(EXERCISE DATA begins)

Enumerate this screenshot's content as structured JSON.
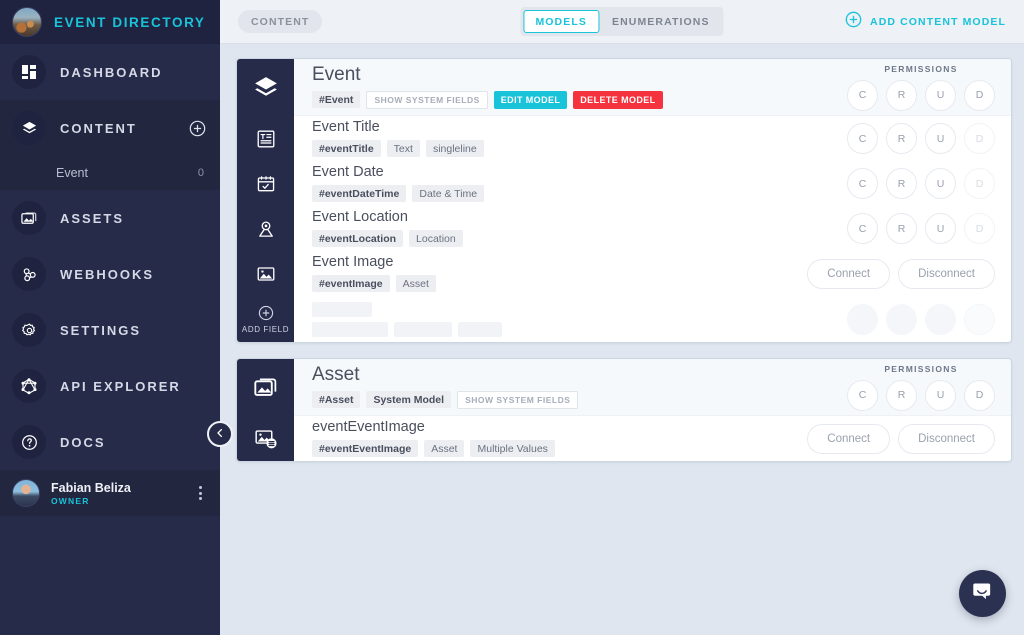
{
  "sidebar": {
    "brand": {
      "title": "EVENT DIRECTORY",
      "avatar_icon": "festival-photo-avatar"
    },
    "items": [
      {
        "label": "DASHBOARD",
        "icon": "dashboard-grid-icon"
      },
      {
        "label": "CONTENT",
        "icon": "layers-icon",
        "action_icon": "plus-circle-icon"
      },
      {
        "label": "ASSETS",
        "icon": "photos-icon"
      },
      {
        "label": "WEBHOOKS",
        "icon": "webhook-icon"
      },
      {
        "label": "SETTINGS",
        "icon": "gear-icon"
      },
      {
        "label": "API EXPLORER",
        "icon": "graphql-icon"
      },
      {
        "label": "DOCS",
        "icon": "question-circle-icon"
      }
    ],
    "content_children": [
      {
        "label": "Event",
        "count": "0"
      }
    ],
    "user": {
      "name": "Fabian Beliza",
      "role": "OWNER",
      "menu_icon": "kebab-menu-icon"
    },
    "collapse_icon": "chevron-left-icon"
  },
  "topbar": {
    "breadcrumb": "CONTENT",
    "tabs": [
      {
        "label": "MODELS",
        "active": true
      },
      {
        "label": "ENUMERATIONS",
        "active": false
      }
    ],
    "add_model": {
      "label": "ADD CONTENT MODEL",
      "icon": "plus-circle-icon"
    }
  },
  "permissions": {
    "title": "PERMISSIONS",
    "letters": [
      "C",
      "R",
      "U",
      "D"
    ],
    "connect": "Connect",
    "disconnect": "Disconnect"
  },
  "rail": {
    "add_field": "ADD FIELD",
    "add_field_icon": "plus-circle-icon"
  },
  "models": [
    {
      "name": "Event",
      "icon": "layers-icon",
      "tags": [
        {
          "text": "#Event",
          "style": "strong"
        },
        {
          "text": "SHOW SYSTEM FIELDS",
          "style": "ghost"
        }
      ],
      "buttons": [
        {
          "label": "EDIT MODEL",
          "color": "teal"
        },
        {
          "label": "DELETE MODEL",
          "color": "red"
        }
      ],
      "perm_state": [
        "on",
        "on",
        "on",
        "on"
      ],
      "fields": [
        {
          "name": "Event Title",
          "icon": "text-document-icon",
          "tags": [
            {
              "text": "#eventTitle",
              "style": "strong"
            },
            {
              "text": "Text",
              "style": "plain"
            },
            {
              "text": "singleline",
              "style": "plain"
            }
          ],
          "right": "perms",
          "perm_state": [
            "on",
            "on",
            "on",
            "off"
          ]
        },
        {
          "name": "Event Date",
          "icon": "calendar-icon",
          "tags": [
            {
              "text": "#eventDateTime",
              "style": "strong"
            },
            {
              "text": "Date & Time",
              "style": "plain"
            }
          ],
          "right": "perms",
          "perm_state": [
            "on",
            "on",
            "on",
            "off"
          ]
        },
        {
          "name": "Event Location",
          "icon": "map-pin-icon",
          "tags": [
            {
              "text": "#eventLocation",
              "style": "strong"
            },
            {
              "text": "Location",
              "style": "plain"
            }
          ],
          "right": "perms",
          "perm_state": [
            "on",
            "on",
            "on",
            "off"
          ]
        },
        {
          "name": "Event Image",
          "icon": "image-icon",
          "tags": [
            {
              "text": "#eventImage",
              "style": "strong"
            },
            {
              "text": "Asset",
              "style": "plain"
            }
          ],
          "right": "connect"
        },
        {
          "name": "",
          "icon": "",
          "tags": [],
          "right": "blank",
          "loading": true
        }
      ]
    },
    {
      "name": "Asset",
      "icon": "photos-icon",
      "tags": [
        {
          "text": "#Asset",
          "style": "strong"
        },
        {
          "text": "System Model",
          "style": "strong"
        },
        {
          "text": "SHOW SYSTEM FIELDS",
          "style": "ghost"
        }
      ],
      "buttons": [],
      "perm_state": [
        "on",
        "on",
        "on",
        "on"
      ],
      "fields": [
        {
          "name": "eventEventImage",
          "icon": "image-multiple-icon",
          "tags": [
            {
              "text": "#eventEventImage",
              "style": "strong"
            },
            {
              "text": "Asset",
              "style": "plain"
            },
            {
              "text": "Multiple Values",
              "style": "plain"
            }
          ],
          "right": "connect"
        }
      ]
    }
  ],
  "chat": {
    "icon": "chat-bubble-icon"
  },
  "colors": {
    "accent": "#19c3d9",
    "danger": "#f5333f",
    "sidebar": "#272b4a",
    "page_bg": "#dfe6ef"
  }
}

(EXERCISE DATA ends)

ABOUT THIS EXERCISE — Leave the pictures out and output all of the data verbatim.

EXERCISE ANSWER —
Enumerate this screenshot's content as structured JSON.
{
  "sidebar": {
    "brand": {
      "title": "EVENT DIRECTORY",
      "avatar_icon": "festival-photo-avatar"
    },
    "items": [
      {
        "label": "DASHBOARD",
        "icon": "dashboard-grid-icon"
      },
      {
        "label": "CONTENT",
        "icon": "layers-icon",
        "action_icon": "plus-circle-icon"
      },
      {
        "label": "ASSETS",
        "icon": "photos-icon"
      },
      {
        "label": "WEBHOOKS",
        "icon": "webhook-icon"
      },
      {
        "label": "SETTINGS",
        "icon": "gear-icon"
      },
      {
        "label": "API EXPLORER",
        "icon": "graphql-icon"
      },
      {
        "label": "DOCS",
        "icon": "question-circle-icon"
      }
    ],
    "content_children": [
      {
        "label": "Event",
        "count": "0"
      }
    ],
    "user": {
      "name": "Fabian Beliza",
      "role": "OWNER",
      "menu_icon": "kebab-menu-icon"
    },
    "collapse_icon": "chevron-left-icon"
  },
  "topbar": {
    "breadcrumb": "CONTENT",
    "tabs": [
      {
        "label": "MODELS",
        "active": true
      },
      {
        "label": "ENUMERATIONS",
        "active": false
      }
    ],
    "add_model": {
      "label": "ADD CONTENT MODEL",
      "icon": "plus-circle-icon"
    }
  },
  "permissions": {
    "title": "PERMISSIONS",
    "letters": [
      "C",
      "R",
      "U",
      "D"
    ],
    "connect": "Connect",
    "disconnect": "Disconnect"
  },
  "rail": {
    "add_field": "ADD FIELD",
    "add_field_icon": "plus-circle-icon"
  },
  "models": [
    {
      "name": "Event",
      "icon": "layers-icon",
      "tags": [
        {
          "text": "#Event",
          "style": "strong"
        },
        {
          "text": "SHOW SYSTEM FIELDS",
          "style": "ghost"
        }
      ],
      "buttons": [
        {
          "label": "EDIT MODEL",
          "color": "teal"
        },
        {
          "label": "DELETE MODEL",
          "color": "red"
        }
      ],
      "perm_state": [
        "on",
        "on",
        "on",
        "on"
      ],
      "fields": [
        {
          "name": "Event Title",
          "icon": "text-document-icon",
          "tags": [
            {
              "text": "#eventTitle",
              "style": "strong"
            },
            {
              "text": "Text",
              "style": "plain"
            },
            {
              "text": "singleline",
              "style": "plain"
            }
          ],
          "right": "perms",
          "perm_state": [
            "on",
            "on",
            "on",
            "off"
          ]
        },
        {
          "name": "Event Date",
          "icon": "calendar-icon",
          "tags": [
            {
              "text": "#eventDateTime",
              "style": "strong"
            },
            {
              "text": "Date & Time",
              "style": "plain"
            }
          ],
          "right": "perms",
          "perm_state": [
            "on",
            "on",
            "on",
            "off"
          ]
        },
        {
          "name": "Event Location",
          "icon": "map-pin-icon",
          "tags": [
            {
              "text": "#eventLocation",
              "style": "strong"
            },
            {
              "text": "Location",
              "style": "plain"
            }
          ],
          "right": "perms",
          "perm_state": [
            "on",
            "on",
            "on",
            "off"
          ]
        },
        {
          "name": "Event Image",
          "icon": "image-icon",
          "tags": [
            {
              "text": "#eventImage",
              "style": "strong"
            },
            {
              "text": "Asset",
              "style": "plain"
            }
          ],
          "right": "connect"
        },
        {
          "name": "",
          "icon": "",
          "tags": [],
          "right": "blank",
          "loading": true
        }
      ]
    },
    {
      "name": "Asset",
      "icon": "photos-icon",
      "tags": [
        {
          "text": "#Asset",
          "style": "strong"
        },
        {
          "text": "System Model",
          "style": "strong"
        },
        {
          "text": "SHOW SYSTEM FIELDS",
          "style": "ghost"
        }
      ],
      "buttons": [],
      "perm_state": [
        "on",
        "on",
        "on",
        "on"
      ],
      "fields": [
        {
          "name": "eventEventImage",
          "icon": "image-multiple-icon",
          "tags": [
            {
              "text": "#eventEventImage",
              "style": "strong"
            },
            {
              "text": "Asset",
              "style": "plain"
            },
            {
              "text": "Multiple Values",
              "style": "plain"
            }
          ],
          "right": "connect"
        }
      ]
    }
  ],
  "chat": {
    "icon": "chat-bubble-icon"
  },
  "colors": {
    "accent": "#19c3d9",
    "danger": "#f5333f",
    "sidebar": "#272b4a",
    "page_bg": "#dfe6ef"
  }
}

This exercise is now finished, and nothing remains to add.